CARMA provides fast bidirectional conversions between Numpy arrays and Armadillo matrices, vectors and cubes, much like RcppArmadillo does for R and Armadillo.

The library extends the impressive Pybind11 library with support for Armadillo. For details on Pybind11 and Armadillo refer to their respective documentation [1], [2].


CARMA is a header only library that relies on two other header only libraries, Armadillo and Pybind11.

CARMA can be installed using:

mkdir build
cd build
# optionally with -DCMAKE_INSTALL_PREFIX:PATH=
cmake --build . --config Release --target install

You can than include it in a project using:

TARGET_LINK_LIBRARIES(<your_target> PRIVATE carma::carma)

The REQUIRED state is propagated to the dependencies of CARMA.

CARMA and Armadillo can then be included using:

#include <carma>
#include <armadillo>

CARMA can also be used without installation see Build Configuration. CARMA provides a number of configurations that can be set in the carma_config.cmake file at the root of the directory or passed to CMake, see Configuration for details.


CARMA >= v0.5 requires a compiler with support for C++14 and supports:

  • Python 3.6 – 3.9
  • Numpy >= 1.14
  • Pybind11 >= v2.6.0
  • Armadillo >= 10.5.2

CARMA makes use of Armadillo’s ARMA_ALIEN_MEM_ALLOC and ARMA_ALIEN_MEM_FREE functionality introduced in version 10.5.2 to use Numpy’s (de)allocator.

OLS example

A brief example on how conversion can be achieved. We convert the Numpy arrays X and y in using automatic casting (type-caster) and using manual conversion on the way out.

#include <carma>
#include <armadillo>
#include <pybind11/pybind11.h>
#include <pybind11/numpy.h>
#include <pybind11/pytypes.h>

py::tuple ols(arma::mat& X, arma::colvec& y) {
    // We borrow the data underlying the numpy arrays
    int n = X.n_rows, k = X.n_cols;

    arma::colvec coeffs = arma::solve(X, y);
    arma::colvec resid = y - X * coeffs;

    double sig2 = arma::as_scalar(arma::trans(resid) * resid / (n-k));
    arma::colvec std_errs = arma::sqrt(sig2 * arma::diagvec( arma::inv(arma::trans(X)*X)) );

    // We take ownership of the memory from the armadillo objects and
    // return to python as a tuple containing two Numpy arrays.
    return py::make_tuple(

// adapted from


In order to achieve fast conversions the default behaviour is avoid copying both from and to Numpy whenever possible and reasonable.
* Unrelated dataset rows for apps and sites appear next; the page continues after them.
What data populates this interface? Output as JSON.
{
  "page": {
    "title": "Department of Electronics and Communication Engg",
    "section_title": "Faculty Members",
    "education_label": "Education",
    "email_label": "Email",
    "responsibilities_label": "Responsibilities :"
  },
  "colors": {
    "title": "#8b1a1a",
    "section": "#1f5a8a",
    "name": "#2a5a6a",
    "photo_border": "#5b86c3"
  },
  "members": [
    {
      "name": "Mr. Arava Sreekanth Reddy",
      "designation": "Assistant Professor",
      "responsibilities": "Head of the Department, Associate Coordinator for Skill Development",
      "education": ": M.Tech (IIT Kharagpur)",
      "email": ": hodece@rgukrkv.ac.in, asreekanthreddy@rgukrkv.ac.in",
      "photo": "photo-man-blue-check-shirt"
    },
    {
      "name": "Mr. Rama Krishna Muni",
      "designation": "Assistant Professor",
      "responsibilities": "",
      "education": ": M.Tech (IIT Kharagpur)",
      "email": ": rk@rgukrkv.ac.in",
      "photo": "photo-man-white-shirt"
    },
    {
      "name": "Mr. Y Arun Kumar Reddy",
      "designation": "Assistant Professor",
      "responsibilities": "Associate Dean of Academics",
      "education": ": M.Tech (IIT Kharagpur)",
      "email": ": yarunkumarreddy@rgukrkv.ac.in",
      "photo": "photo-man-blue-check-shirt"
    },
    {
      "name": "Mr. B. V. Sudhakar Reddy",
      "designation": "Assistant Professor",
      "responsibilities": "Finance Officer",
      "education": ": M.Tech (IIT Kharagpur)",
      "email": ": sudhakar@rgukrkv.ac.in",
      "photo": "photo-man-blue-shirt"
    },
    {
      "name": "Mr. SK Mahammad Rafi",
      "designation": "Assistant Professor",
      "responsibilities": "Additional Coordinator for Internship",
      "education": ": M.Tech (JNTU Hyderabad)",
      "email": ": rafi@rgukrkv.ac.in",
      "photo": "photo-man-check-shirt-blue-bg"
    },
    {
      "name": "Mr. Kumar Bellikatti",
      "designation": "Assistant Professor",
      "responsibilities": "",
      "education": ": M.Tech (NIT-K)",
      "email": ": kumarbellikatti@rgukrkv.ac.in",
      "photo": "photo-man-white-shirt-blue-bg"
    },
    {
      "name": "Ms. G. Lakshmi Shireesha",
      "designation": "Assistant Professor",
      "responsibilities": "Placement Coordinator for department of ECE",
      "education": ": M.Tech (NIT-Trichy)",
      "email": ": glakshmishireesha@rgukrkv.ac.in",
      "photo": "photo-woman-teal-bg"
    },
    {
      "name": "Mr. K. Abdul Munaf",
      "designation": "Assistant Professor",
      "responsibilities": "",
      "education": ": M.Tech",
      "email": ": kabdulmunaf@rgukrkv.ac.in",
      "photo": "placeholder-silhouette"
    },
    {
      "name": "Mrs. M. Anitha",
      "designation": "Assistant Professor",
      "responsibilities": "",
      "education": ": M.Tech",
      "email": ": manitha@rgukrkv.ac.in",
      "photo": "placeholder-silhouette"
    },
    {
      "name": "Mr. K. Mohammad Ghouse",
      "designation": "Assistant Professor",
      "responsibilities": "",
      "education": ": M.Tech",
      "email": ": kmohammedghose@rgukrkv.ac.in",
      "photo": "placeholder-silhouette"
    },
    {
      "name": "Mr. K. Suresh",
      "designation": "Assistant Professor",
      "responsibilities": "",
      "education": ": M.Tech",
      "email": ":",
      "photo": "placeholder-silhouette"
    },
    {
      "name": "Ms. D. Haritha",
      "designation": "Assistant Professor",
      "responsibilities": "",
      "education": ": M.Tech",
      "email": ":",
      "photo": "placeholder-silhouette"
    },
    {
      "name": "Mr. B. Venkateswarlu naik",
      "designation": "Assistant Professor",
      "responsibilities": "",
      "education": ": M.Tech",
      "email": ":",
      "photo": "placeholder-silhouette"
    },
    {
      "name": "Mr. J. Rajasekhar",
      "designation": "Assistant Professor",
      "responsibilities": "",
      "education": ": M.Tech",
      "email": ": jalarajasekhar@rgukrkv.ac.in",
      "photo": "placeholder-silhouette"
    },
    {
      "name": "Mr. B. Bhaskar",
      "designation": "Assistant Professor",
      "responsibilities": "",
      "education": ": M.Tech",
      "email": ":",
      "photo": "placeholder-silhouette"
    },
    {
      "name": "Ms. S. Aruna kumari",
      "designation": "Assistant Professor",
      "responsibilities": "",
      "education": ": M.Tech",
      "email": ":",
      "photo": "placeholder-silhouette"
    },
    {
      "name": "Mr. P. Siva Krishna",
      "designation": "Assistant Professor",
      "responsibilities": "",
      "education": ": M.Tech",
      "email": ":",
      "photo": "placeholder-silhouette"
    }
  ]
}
This allows very low overhead conversions but it impacts memory safety and requires user vigilance.

If you intend to return the memory of the input array back as another array, you must make sure to either copy or steal the memory on the conversion in or copy the memory out. If you don’t the memory will be aliased by the two Numpy arrays and bad things will happen.

A second consideration is memory layout. Armadillo is optimised for column-major (Fortran order) memory whereas Numpy defaults to row-major (C order). The default behaviour is to automatically convert, read copy, C-order arrays to F-order arrays upon conversion to Armadillo. Users should note that the library will not convert back to C-order when returning.

For details see the Memory Management section.


This project was created by Ralph Urlus. Significant improvements to the project have been contributed by Pascal H.


carma is provided under a Apache 2.0 license that can be found in the LICENSE file. By using, distributing, or contributing to this project, you agree to the terms and conditions of this license.